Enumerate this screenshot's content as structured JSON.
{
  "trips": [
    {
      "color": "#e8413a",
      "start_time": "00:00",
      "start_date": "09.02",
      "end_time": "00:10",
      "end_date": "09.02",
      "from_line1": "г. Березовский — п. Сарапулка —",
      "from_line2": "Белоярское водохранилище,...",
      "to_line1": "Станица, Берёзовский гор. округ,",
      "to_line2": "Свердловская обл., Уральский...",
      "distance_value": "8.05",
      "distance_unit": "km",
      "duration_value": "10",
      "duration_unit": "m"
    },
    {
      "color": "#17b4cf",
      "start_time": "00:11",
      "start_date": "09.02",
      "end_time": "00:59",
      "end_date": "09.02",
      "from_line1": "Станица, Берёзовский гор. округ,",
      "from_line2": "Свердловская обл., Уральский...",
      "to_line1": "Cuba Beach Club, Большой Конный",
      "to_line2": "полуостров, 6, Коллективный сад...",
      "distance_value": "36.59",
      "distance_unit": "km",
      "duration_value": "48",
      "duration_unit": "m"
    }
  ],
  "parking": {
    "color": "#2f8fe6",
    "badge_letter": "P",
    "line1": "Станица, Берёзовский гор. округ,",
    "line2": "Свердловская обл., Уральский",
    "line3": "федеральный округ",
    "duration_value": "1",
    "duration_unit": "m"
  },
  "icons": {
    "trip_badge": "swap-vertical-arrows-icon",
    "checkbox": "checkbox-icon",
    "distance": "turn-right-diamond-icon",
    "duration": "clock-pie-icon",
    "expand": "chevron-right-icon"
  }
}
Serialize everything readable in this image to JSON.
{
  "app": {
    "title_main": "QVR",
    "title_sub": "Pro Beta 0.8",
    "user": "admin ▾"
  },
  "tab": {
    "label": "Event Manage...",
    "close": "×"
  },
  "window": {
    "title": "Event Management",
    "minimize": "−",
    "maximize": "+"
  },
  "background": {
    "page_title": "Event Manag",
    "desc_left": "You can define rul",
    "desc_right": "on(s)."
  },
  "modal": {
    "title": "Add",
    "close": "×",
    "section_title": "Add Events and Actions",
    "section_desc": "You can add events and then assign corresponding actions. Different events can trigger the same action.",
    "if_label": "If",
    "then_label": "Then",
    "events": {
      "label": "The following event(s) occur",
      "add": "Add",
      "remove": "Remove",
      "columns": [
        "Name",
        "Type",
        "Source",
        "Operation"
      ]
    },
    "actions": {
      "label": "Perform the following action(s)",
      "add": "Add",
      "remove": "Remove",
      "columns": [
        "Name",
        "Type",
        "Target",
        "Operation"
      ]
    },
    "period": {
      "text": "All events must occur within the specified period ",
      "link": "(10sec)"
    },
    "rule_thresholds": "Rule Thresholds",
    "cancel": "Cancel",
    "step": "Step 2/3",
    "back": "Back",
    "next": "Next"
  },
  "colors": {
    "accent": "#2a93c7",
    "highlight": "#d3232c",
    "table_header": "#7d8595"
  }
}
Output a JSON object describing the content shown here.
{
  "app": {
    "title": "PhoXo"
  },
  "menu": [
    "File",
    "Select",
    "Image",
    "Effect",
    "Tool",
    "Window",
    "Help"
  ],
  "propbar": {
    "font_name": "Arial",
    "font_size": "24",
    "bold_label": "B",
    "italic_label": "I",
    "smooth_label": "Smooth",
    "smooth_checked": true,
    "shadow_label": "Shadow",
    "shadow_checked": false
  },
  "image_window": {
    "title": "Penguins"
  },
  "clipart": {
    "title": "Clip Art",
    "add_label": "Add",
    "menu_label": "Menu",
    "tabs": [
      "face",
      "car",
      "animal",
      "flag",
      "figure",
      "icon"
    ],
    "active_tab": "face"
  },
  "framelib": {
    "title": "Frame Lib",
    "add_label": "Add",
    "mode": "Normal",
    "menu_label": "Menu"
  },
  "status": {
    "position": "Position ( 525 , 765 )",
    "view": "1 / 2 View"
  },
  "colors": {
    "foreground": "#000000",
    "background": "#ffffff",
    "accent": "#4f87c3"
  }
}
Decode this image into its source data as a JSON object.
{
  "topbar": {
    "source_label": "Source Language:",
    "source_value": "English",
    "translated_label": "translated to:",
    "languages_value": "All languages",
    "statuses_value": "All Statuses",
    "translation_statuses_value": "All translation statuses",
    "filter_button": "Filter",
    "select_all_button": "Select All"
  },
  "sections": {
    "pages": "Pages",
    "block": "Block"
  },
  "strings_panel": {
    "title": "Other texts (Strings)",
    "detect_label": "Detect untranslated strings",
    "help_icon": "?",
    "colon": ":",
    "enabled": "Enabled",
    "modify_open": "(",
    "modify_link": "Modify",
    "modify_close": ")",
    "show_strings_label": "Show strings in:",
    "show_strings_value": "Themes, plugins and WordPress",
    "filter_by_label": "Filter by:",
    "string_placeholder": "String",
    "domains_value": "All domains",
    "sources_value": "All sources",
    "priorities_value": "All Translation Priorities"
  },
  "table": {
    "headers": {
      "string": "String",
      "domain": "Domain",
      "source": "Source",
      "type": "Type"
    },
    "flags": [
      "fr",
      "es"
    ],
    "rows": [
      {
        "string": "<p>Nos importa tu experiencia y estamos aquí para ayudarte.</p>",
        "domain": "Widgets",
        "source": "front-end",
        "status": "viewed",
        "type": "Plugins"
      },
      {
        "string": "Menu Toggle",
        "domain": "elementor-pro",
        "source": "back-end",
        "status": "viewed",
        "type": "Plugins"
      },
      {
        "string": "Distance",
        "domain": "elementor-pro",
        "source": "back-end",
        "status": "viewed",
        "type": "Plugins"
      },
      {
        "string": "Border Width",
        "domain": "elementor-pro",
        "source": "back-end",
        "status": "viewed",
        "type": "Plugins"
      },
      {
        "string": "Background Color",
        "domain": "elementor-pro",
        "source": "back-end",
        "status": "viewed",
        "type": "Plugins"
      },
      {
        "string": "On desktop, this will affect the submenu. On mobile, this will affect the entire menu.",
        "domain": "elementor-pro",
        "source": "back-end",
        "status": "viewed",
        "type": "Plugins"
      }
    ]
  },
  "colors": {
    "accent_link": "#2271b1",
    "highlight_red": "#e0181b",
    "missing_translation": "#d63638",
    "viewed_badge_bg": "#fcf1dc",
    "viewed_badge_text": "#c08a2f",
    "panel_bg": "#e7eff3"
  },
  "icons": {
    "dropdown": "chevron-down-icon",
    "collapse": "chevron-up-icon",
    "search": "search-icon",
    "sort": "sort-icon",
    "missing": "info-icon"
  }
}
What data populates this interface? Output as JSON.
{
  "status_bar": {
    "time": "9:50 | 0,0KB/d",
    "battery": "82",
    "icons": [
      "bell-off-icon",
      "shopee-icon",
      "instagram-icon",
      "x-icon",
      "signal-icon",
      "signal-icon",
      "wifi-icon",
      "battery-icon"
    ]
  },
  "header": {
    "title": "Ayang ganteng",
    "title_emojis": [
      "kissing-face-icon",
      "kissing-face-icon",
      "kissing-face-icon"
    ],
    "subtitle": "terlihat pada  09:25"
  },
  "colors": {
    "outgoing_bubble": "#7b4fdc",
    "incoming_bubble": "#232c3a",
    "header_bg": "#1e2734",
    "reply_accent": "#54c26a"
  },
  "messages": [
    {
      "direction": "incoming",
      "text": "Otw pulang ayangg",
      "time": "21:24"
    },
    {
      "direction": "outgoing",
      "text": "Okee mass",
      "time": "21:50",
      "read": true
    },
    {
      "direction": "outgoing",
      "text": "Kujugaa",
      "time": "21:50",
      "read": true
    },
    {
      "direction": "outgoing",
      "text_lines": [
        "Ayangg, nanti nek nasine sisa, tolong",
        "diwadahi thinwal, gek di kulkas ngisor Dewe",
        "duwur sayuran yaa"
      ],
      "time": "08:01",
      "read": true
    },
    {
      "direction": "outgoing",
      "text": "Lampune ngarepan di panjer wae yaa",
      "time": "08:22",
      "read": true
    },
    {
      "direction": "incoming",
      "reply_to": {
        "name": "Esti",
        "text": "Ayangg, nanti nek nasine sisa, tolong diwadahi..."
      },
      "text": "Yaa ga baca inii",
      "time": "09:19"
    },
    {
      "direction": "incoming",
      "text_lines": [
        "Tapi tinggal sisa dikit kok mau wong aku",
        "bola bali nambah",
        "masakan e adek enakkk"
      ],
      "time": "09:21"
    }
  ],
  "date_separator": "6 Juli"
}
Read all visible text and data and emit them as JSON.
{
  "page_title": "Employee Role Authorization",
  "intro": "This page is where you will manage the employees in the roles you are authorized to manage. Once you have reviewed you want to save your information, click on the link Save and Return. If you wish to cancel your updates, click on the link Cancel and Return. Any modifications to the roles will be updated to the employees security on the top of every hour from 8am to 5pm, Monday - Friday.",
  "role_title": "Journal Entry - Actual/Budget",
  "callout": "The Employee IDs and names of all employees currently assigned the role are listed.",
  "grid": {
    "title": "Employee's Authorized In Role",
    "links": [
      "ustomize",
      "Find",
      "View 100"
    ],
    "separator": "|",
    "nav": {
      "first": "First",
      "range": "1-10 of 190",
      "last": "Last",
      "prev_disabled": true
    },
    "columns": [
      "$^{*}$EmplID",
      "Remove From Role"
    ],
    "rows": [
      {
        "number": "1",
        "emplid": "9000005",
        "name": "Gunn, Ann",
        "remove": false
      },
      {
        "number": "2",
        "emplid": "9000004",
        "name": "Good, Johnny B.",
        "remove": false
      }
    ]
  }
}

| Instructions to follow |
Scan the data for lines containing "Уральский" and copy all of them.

| Solution for this task |
      "to_line2": "Свердловская обл., Уральский...",
      "from_line2": "Свердловская обл., Уральский...",
    "line2": "Свердловская обл., Уральский",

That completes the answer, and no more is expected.